Now, we have these three classes here this morning. We have, I hope, a very large number who are on Jehovah’s side—who fear God and serve Him. We have a number who are on the side of the evil one—who make no profession of religion and do not observe even the outward symptoms of it. They are both inwardly and outwardly the servants of the evil one. But the great mass of my hearers belong to the third class—the waverers. Like empty clouds, they are driven here and there by the wind. Like painted beauties, they lack the freshness of life—they have a name to live and are dead. Procrastinators, doubleminded men, undecided persons, to you I speak this morning—”How long will you falter between two opinions?” If the question is answered by God’s Spirit in your hearts, may you be led to answer, “No longer, Lord, do I falter. But this day I decide for You and am Your servant forever.”

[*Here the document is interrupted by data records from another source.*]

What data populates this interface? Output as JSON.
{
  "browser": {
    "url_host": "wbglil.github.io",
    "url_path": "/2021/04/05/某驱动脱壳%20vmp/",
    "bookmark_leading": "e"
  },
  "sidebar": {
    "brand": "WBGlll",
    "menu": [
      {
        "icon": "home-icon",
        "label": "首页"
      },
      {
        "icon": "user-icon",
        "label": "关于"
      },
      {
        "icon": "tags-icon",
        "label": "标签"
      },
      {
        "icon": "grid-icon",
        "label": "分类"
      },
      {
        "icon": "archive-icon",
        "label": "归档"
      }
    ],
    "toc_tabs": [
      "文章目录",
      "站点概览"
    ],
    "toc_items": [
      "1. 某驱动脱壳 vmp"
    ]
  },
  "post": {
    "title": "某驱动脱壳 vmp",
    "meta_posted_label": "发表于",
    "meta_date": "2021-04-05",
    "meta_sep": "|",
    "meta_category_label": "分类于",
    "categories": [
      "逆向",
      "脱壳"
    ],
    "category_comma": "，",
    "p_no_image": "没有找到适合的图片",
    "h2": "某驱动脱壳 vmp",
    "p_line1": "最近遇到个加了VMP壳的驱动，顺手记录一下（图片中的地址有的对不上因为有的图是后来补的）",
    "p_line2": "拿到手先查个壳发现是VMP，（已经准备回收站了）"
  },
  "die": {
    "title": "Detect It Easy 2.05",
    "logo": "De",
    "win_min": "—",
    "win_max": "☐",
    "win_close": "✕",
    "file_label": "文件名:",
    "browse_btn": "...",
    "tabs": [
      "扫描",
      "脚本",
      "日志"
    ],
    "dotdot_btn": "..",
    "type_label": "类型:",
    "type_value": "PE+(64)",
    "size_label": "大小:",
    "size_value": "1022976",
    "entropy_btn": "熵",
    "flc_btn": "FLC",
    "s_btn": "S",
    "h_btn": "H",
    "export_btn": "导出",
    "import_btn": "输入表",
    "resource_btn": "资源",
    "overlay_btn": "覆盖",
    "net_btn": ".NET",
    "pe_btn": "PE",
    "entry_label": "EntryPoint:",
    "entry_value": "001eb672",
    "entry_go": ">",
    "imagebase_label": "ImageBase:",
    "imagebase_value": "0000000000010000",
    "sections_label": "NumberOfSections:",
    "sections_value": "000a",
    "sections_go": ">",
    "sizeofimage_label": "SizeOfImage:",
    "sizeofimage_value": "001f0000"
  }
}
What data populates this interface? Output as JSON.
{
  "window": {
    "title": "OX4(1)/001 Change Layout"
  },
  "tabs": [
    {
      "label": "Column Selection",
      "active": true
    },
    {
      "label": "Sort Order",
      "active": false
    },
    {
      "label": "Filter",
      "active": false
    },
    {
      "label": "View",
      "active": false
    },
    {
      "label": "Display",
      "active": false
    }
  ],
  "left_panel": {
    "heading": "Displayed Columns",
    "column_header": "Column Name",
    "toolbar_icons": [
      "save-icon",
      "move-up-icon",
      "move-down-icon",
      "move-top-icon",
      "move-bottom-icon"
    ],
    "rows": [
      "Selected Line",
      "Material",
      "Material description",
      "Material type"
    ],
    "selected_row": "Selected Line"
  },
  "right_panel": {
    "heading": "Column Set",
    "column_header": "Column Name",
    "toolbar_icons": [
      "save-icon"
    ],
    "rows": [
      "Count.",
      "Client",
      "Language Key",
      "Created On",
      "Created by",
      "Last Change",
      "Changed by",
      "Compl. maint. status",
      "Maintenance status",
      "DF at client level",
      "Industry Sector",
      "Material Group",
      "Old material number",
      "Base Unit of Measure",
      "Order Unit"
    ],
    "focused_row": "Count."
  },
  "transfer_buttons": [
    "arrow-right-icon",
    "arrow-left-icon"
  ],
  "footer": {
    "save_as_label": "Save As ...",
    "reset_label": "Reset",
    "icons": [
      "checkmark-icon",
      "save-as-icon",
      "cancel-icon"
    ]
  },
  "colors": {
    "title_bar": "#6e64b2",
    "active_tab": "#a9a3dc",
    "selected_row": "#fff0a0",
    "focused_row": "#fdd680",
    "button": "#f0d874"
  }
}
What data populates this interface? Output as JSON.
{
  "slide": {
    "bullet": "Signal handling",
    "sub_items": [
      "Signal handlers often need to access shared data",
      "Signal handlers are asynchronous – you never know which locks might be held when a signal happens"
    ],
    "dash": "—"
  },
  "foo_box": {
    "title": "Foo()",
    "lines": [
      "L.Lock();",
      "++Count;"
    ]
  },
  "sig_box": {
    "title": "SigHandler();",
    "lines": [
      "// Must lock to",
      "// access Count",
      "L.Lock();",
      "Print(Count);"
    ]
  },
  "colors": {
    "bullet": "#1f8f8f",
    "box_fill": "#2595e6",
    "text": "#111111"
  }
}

ELIJAH’S APPEAL TO THE UNDECIDED (1857)

Whatever the great doctrine of predestination may involve, rest assured…

Let it not be supposed that election excludes any of you from the invitation of mercy; all of you who labor, are bidden to come. Whatever the great doctrine of predestination may involve, rest assured that it by no means narrows or diminishes the extent of gospel invitations. The good news is to be preached to “every creature” under heaven, and in this particular passage it is addressed to all the laboring and heavy laden.

MTP 17:969

Your Self-Imposed Labors Will End in Disappointment

There are to be found many who are actively engaged in seeking salvation; they believe that if they obey the precepts of the law they will be saved, and they are endeavoring to the utmost to do them; they have been told that the performance of certain rites and ceremonies will also save them, they are performing those with great care; the yoke is on their shoulders, and they are laboring diligently. Some are laboring in prayer, some are laboring in sacraments, others in self-denials and mortifications, but as a class they are awakened to feel the need of salvation, and they are intensely laboring to save themselves. It is to these the Saviour addresses his loving admonition: in effect he tells them, “This is not the way to rest, your self-imposed labors will end in disappointment; cease your wearisome exertions, and believe in me, for I will at once give you rest—the rest which my labors have earned for believers.”

MTP 17:969